▶ **Exercise directions**: Go through the entries below. Copy each line in which "this" appears.

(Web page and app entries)
::::

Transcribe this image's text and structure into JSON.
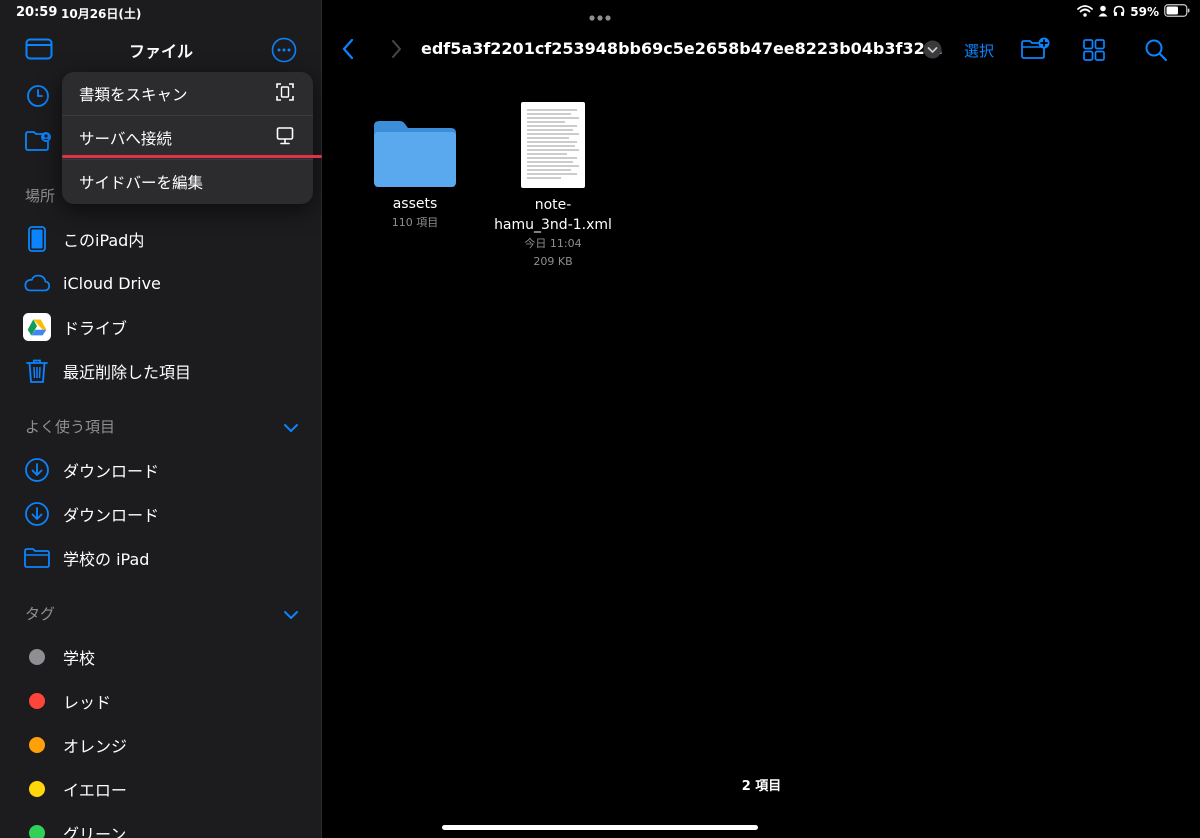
{
  "status": {
    "time": "20:59",
    "date": "10月26日(土)",
    "battery": "59%"
  },
  "sidebar": {
    "title": "ファイル",
    "sections": {
      "locations": "場所",
      "favorites": "よく使う項目",
      "tags": "タグ"
    },
    "locations": [
      {
        "label": "このiPad内"
      },
      {
        "label": "iCloud Drive"
      },
      {
        "label": "ドライブ"
      },
      {
        "label": "最近削除した項目"
      }
    ],
    "favorites": [
      {
        "label": "ダウンロード"
      },
      {
        "label": "ダウンロード"
      },
      {
        "label": "学校の iPad"
      }
    ],
    "tags": [
      {
        "label": "学校",
        "color": "#8e8e93"
      },
      {
        "label": "レッド",
        "color": "#ff453a"
      },
      {
        "label": "オレンジ",
        "color": "#ff9f0a"
      },
      {
        "label": "イエロー",
        "color": "#ffd60a"
      },
      {
        "label": "グリーン",
        "color": "#30d158"
      }
    ]
  },
  "menu": {
    "items": [
      {
        "label": "書類をスキャン",
        "icon": "scan-icon"
      },
      {
        "label": "サーバへ接続",
        "icon": "monitor-icon"
      },
      {
        "label": "サイドバーを編集"
      }
    ]
  },
  "toolbar": {
    "title": "edf5a3f2201cf253948bb69c5e2658b47ee8223b04b3f32...",
    "select_label": "選択"
  },
  "files": [
    {
      "name": "assets",
      "meta1": "110 項目"
    },
    {
      "name_line1": "note-",
      "name_line2": "hamu_3nd-1.xml",
      "meta1": "今日 11:04",
      "meta2": "209 KB"
    }
  ],
  "footer": {
    "count": "2 項目"
  },
  "colors": {
    "accent": "#0a84ff",
    "folder": "#5aa9ee",
    "highlight": "#e0334a"
  }
}
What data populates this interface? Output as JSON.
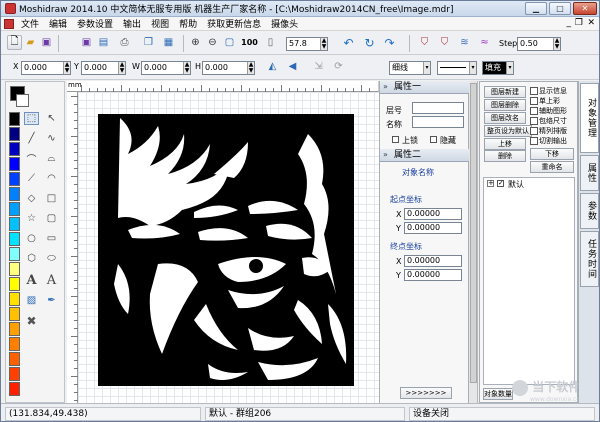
{
  "window": {
    "title": "Moshidraw 2014.10 中文简体无服专用版 机器生产厂家名称 - [C:\\Moshidraw2014CN_free\\Image.mdr]"
  },
  "menu": [
    "文件",
    "编辑",
    "参数设置",
    "输出",
    "视图",
    "帮助",
    "获取更新信息",
    "摄像头"
  ],
  "toolbar": {
    "zoom_value": "57.8",
    "step_label": "Step",
    "step_value": "0.50"
  },
  "coords": {
    "x_label": "X",
    "x_value": "0.000",
    "y_label": "Y",
    "y_value": "0.000",
    "w_label": "W",
    "w_value": "0.000",
    "h_label": "H",
    "h_value": "0.000",
    "line_style": "细线",
    "fill_label": "填充"
  },
  "ruler": {
    "unit": "mm"
  },
  "palette": {
    "colors": [
      "#000000",
      "#000080",
      "#0000c0",
      "#0000ff",
      "#0040ff",
      "#0080ff",
      "#00a0ff",
      "#00c0ff",
      "#00e0ff",
      "#80ffff",
      "#ffff80",
      "#ffff00",
      "#ffe000",
      "#ffc000",
      "#ffa000",
      "#ff8000",
      "#ff6000",
      "#ff4000",
      "#ff2000"
    ],
    "current_fg": "#000000",
    "current_bg": "#ffffff"
  },
  "props": {
    "section1_title": "属性一",
    "layer_label": "层号",
    "name_label": "名称",
    "lock_label": "上锁",
    "hide_label": "隐藏",
    "section2_title": "属性二",
    "object_name": "对象名称",
    "start_label": "起点坐标",
    "end_label": "终点坐标",
    "x_label": "X",
    "y_label": "Y",
    "sx": "0.00000",
    "sy": "0.00000",
    "ex": "0.00000",
    "ey": "0.00000",
    "more_button": ">>>>>>>"
  },
  "layers": {
    "buttons": [
      "图层新建",
      "图层删除",
      "图层改名",
      "整页设为默认",
      "上移",
      "下移",
      "删除",
      "重命名"
    ],
    "checks": [
      "显示信息",
      "单上彩",
      "辅助图形",
      "包络尺寸",
      "精列排版",
      "切割输出"
    ],
    "tree_item": "默认",
    "bottom_button": "对象数量"
  },
  "vtabs": [
    "对象管理",
    "属性",
    "参数",
    "任务时间"
  ],
  "status": {
    "coords": "(131.834,49.438)",
    "selection": "默认 - 群组206",
    "device": "设备关闭"
  },
  "watermark": {
    "text": "当下软件园",
    "sub": "www.downxia.com"
  }
}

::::

▶ **Answer for the task**:
Transcribe this image's text and structure into JSON.
What data populates this interface? Output as JSON.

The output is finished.